Conduct may refer to:

  • Behavior
    • a personal behavior, a way of acting and showing one's behaviour
    • using hand gestures to direct
  • Action (philosophy), in relation to moral or ethical precepts
  • Conducting a musical ensemble

Other articles related to "conduct":

Moral Disengagement
... moral reactions from inhumane conduct by disabling the mechanism of self-condemnation ... Generally, moral standards are adopted to serve as guides and deterrents for conduct ... Self-sanctions keep conduct in line with these internal standards ...
Case No. 111-97-TC
... its characterization of homosexuality as "abnormal conduct" that should be treated medically rather than penally sanctioned ... stating that "it is clear that even though should not be a judicially punishable conduct, the protection of the family and of minors requires that it not be a socially exalted conduct" ...
Maestro (TV Series) - Format
... the students is to prove that they have what it takes to conduct a piece in the London section of Proms in the Park ... In August the students conduct in the weekly show, which is broadcast on BBC Two in front of a studio audience and an international judging panel made up of acknowledged experts in the field ... The contestants conduct the BBC Concert Orchestra (and also learn how to conduct a large choir — in this case, the BBC Symphony Chorus) ...
Codes Of Conduct
... A code of conduct is a set of rules outlining the responsibilities of or proper practices for an individual, party or organization. 2007 International Good Practice Guidance, "Defining and Developing an Effective Code of Conduct for Organizations", the International Federation of ...
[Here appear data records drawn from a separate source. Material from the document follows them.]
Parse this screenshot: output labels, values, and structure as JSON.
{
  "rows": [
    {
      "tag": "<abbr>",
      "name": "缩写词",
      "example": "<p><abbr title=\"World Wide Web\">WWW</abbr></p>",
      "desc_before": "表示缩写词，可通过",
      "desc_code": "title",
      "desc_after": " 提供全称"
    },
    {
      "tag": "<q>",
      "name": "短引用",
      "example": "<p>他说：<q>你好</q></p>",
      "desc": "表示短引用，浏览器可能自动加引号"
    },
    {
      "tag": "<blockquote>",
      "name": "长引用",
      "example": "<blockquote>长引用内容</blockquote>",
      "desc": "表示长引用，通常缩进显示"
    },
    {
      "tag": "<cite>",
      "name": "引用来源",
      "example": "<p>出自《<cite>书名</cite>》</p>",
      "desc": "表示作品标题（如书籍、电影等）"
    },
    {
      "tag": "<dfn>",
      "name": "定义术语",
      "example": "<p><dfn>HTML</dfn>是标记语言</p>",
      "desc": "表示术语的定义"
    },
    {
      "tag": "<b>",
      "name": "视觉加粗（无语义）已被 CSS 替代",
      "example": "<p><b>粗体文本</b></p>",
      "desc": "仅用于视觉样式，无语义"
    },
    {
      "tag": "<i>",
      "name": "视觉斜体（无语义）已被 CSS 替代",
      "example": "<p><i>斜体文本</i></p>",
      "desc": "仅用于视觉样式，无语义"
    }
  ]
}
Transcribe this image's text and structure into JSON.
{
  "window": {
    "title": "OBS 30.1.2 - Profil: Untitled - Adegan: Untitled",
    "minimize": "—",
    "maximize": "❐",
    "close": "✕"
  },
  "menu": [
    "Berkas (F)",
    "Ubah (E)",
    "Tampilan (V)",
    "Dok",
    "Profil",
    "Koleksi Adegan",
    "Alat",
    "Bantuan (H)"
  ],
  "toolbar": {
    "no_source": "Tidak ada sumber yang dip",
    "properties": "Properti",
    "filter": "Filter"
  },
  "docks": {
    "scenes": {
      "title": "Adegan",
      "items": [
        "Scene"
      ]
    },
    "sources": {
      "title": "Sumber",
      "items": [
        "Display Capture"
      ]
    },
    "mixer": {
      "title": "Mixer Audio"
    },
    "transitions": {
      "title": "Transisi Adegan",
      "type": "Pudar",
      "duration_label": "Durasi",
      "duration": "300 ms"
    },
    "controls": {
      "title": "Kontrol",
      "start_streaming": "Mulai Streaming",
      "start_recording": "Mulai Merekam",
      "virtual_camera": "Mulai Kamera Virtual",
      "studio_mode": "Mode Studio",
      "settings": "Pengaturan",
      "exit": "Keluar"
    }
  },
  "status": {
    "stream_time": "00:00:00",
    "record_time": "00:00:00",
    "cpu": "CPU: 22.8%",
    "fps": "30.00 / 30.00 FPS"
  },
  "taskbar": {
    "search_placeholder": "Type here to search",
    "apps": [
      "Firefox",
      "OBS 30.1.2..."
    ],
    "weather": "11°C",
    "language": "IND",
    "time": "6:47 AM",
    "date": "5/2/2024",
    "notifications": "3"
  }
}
Famous quotes containing the word conduct:

    I can imagine no more comfortable frame of mind for the conduct of life than a humorous resignation.
    W. Somerset Maugham (1874–1966)

    Hollywood keeps before its child audiences a string of glorified young heroes, everyone of whom is an unhesitating and violent Anarchist. His one answer to everything that annoys him or disparages his country or his parents or his young lady or his personal code of manly conduct is to give the offender a “sock” in the jaw.... My observation leads me to believe that it is not the virtuous people who are good at socking jaws.
    George Bernard Shaw (1856–1950)

    All the philosophy, therefore, in the world, and all the religion, which is nothing but a species of philosophy, will never be able to carry us beyond the usual course of experience, or give us measures of conduct and behaviour different from those which are furnished by reflections on common life. No new fact can ever be inferred from the religious hypothesis; no event foreseen or foretold; no reward or punishment expected or dreaded, beyond what is already known by practice and observation.
    David Hume (1711–1776)